• **REQUIREMENT**
In the entries below, find the lines with the word "Группа" and copy them.

• **SUPPLIED RECORDS**
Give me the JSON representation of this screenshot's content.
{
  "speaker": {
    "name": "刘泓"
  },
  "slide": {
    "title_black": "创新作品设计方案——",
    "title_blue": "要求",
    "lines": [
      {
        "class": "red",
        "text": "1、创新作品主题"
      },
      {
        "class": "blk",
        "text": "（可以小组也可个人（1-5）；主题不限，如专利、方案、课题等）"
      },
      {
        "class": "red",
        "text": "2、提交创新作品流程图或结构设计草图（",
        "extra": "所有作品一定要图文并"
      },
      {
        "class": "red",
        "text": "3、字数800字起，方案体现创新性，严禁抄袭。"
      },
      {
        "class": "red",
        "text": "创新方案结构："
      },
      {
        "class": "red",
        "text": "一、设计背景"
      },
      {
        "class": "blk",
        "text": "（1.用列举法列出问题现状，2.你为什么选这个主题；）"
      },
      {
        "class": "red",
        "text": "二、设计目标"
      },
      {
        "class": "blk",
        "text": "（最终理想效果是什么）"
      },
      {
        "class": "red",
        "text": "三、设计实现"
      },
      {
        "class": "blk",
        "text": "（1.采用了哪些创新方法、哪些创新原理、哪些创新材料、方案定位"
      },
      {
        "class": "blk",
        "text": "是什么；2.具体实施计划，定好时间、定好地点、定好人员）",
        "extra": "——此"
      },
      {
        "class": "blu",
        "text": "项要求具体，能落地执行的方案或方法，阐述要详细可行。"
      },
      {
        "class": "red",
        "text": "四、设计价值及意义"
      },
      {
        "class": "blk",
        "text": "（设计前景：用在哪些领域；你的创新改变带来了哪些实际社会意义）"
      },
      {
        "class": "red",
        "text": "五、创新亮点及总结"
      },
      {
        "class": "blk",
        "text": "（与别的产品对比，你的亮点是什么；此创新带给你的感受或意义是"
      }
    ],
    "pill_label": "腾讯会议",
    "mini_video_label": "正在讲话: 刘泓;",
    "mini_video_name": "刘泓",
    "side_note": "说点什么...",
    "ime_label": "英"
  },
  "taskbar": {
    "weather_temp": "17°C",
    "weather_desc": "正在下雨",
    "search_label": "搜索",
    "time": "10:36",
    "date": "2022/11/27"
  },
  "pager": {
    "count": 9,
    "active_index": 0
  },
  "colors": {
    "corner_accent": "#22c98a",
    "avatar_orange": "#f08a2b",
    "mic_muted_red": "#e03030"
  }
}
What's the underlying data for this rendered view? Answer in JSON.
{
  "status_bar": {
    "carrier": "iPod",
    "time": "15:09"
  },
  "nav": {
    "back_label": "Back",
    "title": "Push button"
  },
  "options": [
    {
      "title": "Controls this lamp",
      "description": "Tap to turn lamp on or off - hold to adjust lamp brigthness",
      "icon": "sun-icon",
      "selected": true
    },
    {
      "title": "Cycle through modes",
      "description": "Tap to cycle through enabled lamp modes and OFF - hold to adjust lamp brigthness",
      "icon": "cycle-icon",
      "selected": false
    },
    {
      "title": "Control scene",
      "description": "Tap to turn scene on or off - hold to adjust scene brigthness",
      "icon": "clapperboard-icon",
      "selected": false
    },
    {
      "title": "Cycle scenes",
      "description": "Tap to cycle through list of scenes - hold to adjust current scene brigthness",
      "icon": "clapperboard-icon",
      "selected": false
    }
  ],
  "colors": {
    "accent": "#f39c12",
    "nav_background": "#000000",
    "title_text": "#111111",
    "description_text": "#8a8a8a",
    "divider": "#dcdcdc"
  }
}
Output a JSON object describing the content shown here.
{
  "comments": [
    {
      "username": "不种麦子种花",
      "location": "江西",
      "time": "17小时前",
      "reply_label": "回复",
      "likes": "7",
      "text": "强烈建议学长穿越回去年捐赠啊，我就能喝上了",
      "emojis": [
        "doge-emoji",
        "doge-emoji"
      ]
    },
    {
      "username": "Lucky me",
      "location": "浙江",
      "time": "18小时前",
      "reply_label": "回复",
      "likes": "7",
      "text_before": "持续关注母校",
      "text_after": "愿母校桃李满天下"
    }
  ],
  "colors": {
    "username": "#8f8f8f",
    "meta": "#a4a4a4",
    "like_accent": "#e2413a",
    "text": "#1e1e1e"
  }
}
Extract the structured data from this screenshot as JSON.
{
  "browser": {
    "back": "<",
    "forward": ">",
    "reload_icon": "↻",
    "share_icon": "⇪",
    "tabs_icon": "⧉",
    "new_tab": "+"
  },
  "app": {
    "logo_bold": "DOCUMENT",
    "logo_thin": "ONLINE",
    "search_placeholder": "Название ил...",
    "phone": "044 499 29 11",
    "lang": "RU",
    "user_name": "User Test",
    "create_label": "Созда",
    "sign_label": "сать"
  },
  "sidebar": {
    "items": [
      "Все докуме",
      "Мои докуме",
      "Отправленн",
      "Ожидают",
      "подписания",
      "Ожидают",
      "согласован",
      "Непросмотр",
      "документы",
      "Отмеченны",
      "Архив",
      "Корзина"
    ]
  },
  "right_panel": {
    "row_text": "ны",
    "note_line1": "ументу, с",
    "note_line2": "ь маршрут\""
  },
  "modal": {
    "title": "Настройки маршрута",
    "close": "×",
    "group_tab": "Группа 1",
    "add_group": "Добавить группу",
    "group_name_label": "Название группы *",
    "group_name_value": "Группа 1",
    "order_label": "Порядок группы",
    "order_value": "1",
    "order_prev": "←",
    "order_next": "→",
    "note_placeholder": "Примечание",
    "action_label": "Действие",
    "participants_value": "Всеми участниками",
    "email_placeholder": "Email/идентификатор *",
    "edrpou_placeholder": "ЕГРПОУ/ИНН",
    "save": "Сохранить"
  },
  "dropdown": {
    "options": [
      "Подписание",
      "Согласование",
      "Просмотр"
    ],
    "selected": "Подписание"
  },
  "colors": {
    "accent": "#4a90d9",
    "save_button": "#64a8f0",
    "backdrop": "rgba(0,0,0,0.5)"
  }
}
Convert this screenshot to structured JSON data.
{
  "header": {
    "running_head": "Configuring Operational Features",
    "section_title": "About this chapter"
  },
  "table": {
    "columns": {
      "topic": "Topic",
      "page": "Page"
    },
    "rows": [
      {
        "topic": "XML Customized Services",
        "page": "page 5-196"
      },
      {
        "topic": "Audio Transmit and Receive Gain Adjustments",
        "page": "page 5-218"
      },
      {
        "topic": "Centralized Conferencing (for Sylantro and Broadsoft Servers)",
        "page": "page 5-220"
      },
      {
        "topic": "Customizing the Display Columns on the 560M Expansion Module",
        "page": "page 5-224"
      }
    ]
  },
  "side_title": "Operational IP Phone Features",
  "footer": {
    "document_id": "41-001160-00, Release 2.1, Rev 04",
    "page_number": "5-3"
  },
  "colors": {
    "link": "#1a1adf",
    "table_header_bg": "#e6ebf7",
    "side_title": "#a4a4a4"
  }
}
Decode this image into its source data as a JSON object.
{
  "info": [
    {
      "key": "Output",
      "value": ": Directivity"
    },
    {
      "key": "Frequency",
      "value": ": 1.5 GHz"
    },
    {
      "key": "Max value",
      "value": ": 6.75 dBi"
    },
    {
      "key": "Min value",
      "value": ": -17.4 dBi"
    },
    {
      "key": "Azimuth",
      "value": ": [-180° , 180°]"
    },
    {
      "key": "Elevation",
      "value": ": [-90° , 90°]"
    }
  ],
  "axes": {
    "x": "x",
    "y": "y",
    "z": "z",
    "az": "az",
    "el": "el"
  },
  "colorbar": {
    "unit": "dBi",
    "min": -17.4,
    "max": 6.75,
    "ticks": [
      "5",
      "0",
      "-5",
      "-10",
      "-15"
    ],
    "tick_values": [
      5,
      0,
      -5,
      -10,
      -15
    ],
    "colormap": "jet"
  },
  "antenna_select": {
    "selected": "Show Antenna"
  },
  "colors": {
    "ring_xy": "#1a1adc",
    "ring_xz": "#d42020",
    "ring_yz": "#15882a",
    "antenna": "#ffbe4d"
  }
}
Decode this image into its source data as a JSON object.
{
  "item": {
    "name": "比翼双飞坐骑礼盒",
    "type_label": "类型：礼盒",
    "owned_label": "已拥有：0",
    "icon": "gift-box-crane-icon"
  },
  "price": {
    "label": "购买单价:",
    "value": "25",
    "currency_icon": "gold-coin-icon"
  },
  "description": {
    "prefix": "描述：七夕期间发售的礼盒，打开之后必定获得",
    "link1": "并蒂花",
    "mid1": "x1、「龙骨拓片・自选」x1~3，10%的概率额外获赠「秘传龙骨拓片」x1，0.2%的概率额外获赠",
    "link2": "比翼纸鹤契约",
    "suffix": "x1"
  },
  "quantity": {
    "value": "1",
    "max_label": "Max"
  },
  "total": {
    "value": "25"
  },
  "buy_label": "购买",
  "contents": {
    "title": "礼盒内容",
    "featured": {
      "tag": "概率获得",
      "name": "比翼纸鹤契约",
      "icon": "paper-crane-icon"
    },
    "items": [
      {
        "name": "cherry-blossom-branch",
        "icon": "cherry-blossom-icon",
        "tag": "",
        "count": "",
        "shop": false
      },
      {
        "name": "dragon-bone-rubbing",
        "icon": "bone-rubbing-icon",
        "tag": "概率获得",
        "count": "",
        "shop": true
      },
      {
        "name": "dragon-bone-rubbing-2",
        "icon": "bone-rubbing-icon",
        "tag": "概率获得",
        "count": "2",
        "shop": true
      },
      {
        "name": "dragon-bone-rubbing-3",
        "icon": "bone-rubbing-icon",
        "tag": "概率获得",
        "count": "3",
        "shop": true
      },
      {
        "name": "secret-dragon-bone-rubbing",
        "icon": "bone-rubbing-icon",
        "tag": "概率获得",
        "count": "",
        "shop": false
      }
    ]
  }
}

• **RESPONSE TO THIS TASK**
    "group_tab": "Группа 1",
    "group_name_value": "Группа 1",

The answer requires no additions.